§ ENTRIES SHOWN
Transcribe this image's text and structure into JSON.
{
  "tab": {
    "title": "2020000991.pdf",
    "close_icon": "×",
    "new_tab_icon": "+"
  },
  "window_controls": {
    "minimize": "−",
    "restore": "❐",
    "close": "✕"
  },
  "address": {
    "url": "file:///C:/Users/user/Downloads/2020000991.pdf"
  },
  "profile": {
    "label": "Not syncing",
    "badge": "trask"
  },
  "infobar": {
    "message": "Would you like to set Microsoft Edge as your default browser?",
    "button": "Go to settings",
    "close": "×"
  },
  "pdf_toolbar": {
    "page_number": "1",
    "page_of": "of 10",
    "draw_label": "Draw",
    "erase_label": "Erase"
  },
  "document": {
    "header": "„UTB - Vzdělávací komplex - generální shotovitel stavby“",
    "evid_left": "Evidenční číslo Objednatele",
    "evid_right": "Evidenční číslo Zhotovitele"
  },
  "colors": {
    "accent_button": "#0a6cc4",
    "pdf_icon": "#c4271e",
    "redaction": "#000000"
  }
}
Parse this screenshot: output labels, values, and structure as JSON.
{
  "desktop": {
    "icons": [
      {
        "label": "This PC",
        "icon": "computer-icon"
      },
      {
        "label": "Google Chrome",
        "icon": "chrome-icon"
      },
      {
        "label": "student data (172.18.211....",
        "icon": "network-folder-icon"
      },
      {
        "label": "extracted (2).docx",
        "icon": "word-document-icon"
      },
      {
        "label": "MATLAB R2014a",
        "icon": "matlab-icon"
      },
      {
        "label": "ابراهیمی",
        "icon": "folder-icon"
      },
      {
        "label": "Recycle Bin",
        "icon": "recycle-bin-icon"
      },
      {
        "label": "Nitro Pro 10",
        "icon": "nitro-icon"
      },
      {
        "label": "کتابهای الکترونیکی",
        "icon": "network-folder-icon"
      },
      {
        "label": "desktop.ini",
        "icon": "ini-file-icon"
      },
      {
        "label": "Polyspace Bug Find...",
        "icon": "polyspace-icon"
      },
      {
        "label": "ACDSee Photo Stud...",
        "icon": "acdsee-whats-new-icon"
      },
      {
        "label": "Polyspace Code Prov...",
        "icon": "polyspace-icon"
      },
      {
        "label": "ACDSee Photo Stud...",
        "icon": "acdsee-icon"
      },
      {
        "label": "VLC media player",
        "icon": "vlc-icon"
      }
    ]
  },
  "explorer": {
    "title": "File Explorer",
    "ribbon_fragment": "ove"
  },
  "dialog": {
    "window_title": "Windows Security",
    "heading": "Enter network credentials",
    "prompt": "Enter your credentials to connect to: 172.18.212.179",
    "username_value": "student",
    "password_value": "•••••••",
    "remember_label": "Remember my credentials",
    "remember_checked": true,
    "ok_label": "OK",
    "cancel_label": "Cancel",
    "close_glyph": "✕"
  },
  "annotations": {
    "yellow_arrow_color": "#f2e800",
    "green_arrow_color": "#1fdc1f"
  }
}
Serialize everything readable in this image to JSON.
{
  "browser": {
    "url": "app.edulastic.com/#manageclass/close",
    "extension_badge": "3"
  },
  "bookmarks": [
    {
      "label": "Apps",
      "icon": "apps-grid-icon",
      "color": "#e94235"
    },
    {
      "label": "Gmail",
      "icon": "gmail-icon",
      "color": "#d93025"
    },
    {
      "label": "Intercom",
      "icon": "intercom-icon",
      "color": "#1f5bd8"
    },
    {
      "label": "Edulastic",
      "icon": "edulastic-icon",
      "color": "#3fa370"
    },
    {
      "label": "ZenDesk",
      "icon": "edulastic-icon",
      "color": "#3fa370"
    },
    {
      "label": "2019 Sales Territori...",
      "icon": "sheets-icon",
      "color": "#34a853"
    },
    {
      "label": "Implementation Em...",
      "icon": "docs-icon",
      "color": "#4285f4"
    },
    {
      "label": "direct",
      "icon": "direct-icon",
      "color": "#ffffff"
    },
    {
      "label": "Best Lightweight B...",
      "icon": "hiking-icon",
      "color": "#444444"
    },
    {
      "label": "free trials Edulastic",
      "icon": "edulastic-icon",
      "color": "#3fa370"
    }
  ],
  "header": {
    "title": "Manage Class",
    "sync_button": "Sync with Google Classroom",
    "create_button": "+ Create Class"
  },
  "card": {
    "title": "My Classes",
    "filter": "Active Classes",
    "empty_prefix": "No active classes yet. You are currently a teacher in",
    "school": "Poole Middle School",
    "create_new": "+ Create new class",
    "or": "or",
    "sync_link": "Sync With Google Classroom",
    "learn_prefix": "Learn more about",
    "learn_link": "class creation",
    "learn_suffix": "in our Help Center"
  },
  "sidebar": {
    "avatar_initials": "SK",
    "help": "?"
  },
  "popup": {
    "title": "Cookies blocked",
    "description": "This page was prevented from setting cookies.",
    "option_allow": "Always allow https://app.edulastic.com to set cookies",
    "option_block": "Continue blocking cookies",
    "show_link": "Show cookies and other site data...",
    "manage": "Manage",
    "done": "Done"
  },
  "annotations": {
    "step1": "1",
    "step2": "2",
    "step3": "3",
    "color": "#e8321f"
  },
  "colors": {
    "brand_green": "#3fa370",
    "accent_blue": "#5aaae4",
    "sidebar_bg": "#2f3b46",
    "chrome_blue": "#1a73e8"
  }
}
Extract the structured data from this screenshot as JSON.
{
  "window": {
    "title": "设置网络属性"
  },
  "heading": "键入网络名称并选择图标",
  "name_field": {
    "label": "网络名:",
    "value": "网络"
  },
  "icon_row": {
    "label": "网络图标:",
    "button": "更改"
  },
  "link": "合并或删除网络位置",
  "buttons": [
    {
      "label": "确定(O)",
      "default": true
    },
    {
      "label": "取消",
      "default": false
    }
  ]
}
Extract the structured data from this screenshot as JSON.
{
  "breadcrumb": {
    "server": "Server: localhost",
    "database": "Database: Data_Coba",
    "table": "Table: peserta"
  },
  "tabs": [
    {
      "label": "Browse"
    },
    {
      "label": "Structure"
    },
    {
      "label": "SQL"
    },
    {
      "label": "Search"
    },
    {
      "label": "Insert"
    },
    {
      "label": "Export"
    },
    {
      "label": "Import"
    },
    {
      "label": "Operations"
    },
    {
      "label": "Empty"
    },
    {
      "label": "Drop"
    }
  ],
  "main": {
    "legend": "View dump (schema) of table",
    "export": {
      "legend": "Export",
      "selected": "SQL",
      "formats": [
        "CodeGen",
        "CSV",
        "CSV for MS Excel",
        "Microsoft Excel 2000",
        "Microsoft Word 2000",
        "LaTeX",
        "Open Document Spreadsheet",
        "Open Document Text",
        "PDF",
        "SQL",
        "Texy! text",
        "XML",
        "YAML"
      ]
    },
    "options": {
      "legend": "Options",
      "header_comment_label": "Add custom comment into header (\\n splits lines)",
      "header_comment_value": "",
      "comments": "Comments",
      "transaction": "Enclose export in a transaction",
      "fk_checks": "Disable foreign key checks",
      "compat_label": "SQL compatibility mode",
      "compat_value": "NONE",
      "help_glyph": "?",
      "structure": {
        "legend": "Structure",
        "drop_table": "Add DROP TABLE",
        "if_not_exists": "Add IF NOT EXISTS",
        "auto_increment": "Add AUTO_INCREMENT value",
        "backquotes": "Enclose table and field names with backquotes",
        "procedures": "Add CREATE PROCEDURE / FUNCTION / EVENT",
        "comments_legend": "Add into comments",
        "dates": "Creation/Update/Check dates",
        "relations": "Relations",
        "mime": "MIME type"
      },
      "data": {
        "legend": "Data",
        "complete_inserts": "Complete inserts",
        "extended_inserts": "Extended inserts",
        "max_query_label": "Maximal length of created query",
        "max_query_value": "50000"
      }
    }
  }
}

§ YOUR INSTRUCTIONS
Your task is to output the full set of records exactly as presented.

§ EXERCISE SOLUTION
Transcribe this image's text and structure into JSON.
{
  "tab": {
    "title": "2020000991.pdf",
    "close_icon": "×",
    "new_tab_icon": "+"
  },
  "window_controls": {
    "minimize": "−",
    "restore": "❐",
    "close": "✕"
  },
  "address": {
    "url": "file:///C:/Users/user/Downloads/2020000991.pdf"
  },
  "profile": {
    "label": "Not syncing",
    "badge": "trask"
  },
  "infobar": {
    "message": "Would you like to set Microsoft Edge as your default browser?",
    "button": "Go to settings",
    "close": "×"
  },
  "pdf_toolbar": {
    "page_number": "1",
    "page_of": "of 10",
    "draw_label": "Draw",
    "erase_label": "Erase"
  },
  "document": {
    "header": "„UTB - Vzdělávací komplex - generální shotovitel stavby“",
    "evid_left": "Evidenční číslo Objednatele",
    "evid_right": "Evidenční číslo Zhotovitele"
  },
  "colors": {
    "accent_button": "#0a6cc4",
    "pdf_icon": "#c4271e",
    "redaction": "#000000"
  }
}
Parse this screenshot: output labels, values, and structure as JSON.
{
  "desktop": {
    "icons": [
      {
        "label": "This PC",
        "icon": "computer-icon"
      },
      {
        "label": "Google Chrome",
        "icon": "chrome-icon"
      },
      {
        "label": "student data (172.18.211....",
        "icon": "network-folder-icon"
      },
      {
        "label": "extracted (2).docx",
        "icon": "word-document-icon"
      },
      {
        "label": "MATLAB R2014a",
        "icon": "matlab-icon"
      },
      {
        "label": "ابراهیمی",
        "icon": "folder-icon"
      },
      {
        "label": "Recycle Bin",
        "icon": "recycle-bin-icon"
      },
      {
        "label": "Nitro Pro 10",
        "icon": "nitro-icon"
      },
      {
        "label": "کتابهای الکترونیکی",
        "icon": "network-folder-icon"
      },
      {
        "label": "desktop.ini",
        "icon": "ini-file-icon"
      },
      {
        "label": "Polyspace Bug Find...",
        "icon": "polyspace-icon"
      },
      {
        "label": "ACDSee Photo Stud...",
        "icon": "acdsee-whats-new-icon"
      },
      {
        "label": "Polyspace Code Prov...",
        "icon": "polyspace-icon"
      },
      {
        "label": "ACDSee Photo Stud...",
        "icon": "acdsee-icon"
      },
      {
        "label": "VLC media player",
        "icon": "vlc-icon"
      }
    ]
  },
  "explorer": {
    "title": "File Explorer",
    "ribbon_fragment": "ove"
  },
  "dialog": {
    "window_title": "Windows Security",
    "heading": "Enter network credentials",
    "prompt": "Enter your credentials to connect to: 172.18.212.179",
    "username_value": "student",
    "password_value": "•••••••",
    "remember_label": "Remember my credentials",
    "remember_checked": true,
    "ok_label": "OK",
    "cancel_label": "Cancel",
    "close_glyph": "✕"
  },
  "annotations": {
    "yellow_arrow_color": "#f2e800",
    "green_arrow_color": "#1fdc1f"
  }
}
Serialize everything readable in this image to JSON.
{
  "browser": {
    "url": "app.edulastic.com/#manageclass/close",
    "extension_badge": "3"
  },
  "bookmarks": [
    {
      "label": "Apps",
      "icon": "apps-grid-icon",
      "color": "#e94235"
    },
    {
      "label": "Gmail",
      "icon": "gmail-icon",
      "color": "#d93025"
    },
    {
      "label": "Intercom",
      "icon": "intercom-icon",
      "color": "#1f5bd8"
    },
    {
      "label": "Edulastic",
      "icon": "edulastic-icon",
      "color": "#3fa370"
    },
    {
      "label": "ZenDesk",
      "icon": "edulastic-icon",
      "color": "#3fa370"
    },
    {
      "label": "2019 Sales Territori...",
      "icon": "sheets-icon",
      "color": "#34a853"
    },
    {
      "label": "Implementation Em...",
      "icon": "docs-icon",
      "color": "#4285f4"
    },
    {
      "label": "direct",
      "icon": "direct-icon",
      "color": "#ffffff"
    },
    {
      "label": "Best Lightweight B...",
      "icon": "hiking-icon",
      "color": "#444444"
    },
    {
      "label": "free trials Edulastic",
      "icon": "edulastic-icon",
      "color": "#3fa370"
    }
  ],
  "header": {
    "title": "Manage Class",
    "sync_button": "Sync with Google Classroom",
    "create_button": "+ Create Class"
  },
  "card": {
    "title": "My Classes",
    "filter": "Active Classes",
    "empty_prefix": "No active classes yet. You are currently a teacher in",
    "school": "Poole Middle School",
    "create_new": "+ Create new class",
    "or": "or",
    "sync_link": "Sync With Google Classroom",
    "learn_prefix": "Learn more about",
    "learn_link": "class creation",
    "learn_suffix": "in our Help Center"
  },
  "sidebar": {
    "avatar_initials": "SK",
    "help": "?"
  },
  "popup": {
    "title": "Cookies blocked",
    "description": "This page was prevented from setting cookies.",
    "option_allow": "Always allow https://app.edulastic.com to set cookies",
    "option_block": "Continue blocking cookies",
    "show_link": "Show cookies and other site data...",
    "manage": "Manage",
    "done": "Done"
  },
  "annotations": {
    "step1": "1",
    "step2": "2",
    "step3": "3",
    "color": "#e8321f"
  },
  "colors": {
    "brand_green": "#3fa370",
    "accent_blue": "#5aaae4",
    "sidebar_bg": "#2f3b46",
    "chrome_blue": "#1a73e8"
  }
}
Extract the structured data from this screenshot as JSON.
{
  "window": {
    "title": "设置网络属性"
  },
  "heading": "键入网络名称并选择图标",
  "name_field": {
    "label": "网络名:",
    "value": "网络"
  },
  "icon_row": {
    "label": "网络图标:",
    "button": "更改"
  },
  "link": "合并或删除网络位置",
  "buttons": [
    {
      "label": "确定(O)",
      "default": true
    },
    {
      "label": "取消",
      "default": false
    }
  ]
}
Extract the structured data from this screenshot as JSON.
{
  "breadcrumb": {
    "server": "Server: localhost",
    "database": "Database: Data_Coba",
    "table": "Table: peserta"
  },
  "tabs": [
    {
      "label": "Browse"
    },
    {
      "label": "Structure"
    },
    {
      "label": "SQL"
    },
    {
      "label": "Search"
    },
    {
      "label": "Insert"
    },
    {
      "label": "Export"
    },
    {
      "label": "Import"
    },
    {
      "label": "Operations"
    },
    {
      "label": "Empty"
    },
    {
      "label": "Drop"
    }
  ],
  "main": {
    "legend": "View dump (schema) of table",
    "export": {
      "legend": "Export",
      "selected": "SQL",
      "formats": [
        "CodeGen",
        "CSV",
        "CSV for MS Excel",
        "Microsoft Excel 2000",
        "Microsoft Word 2000",
        "LaTeX",
        "Open Document Spreadsheet",
        "Open Document Text",
        "PDF",
        "SQL",
        "Texy! text",
        "XML",
        "YAML"
      ]
    },
    "options": {
      "legend": "Options",
      "header_comment_label": "Add custom comment into header (\\n splits lines)",
      "header_comment_value": "",
      "comments": "Comments",
      "transaction": "Enclose export in a transaction",
      "fk_checks": "Disable foreign key checks",
      "compat_label": "SQL compatibility mode",
      "compat_value": "NONE",
      "help_glyph": "?",
      "structure": {
        "legend": "Structure",
        "drop_table": "Add DROP TABLE",
        "if_not_exists": "Add IF NOT EXISTS",
        "auto_increment": "Add AUTO_INCREMENT value",
        "backquotes": "Enclose table and field names with backquotes",
        "procedures": "Add CREATE PROCEDURE / FUNCTION / EVENT",
        "comments_legend": "Add into comments",
        "dates": "Creation/Update/Check dates",
        "relations": "Relations",
        "mime": "MIME type"
      },
      "data": {
        "legend": "Data",
        "complete_inserts": "Complete inserts",
        "extended_inserts": "Extended inserts",
        "max_query_label": "Maximal length of created query",
        "max_query_value": "50000"
      }
    }
  }
}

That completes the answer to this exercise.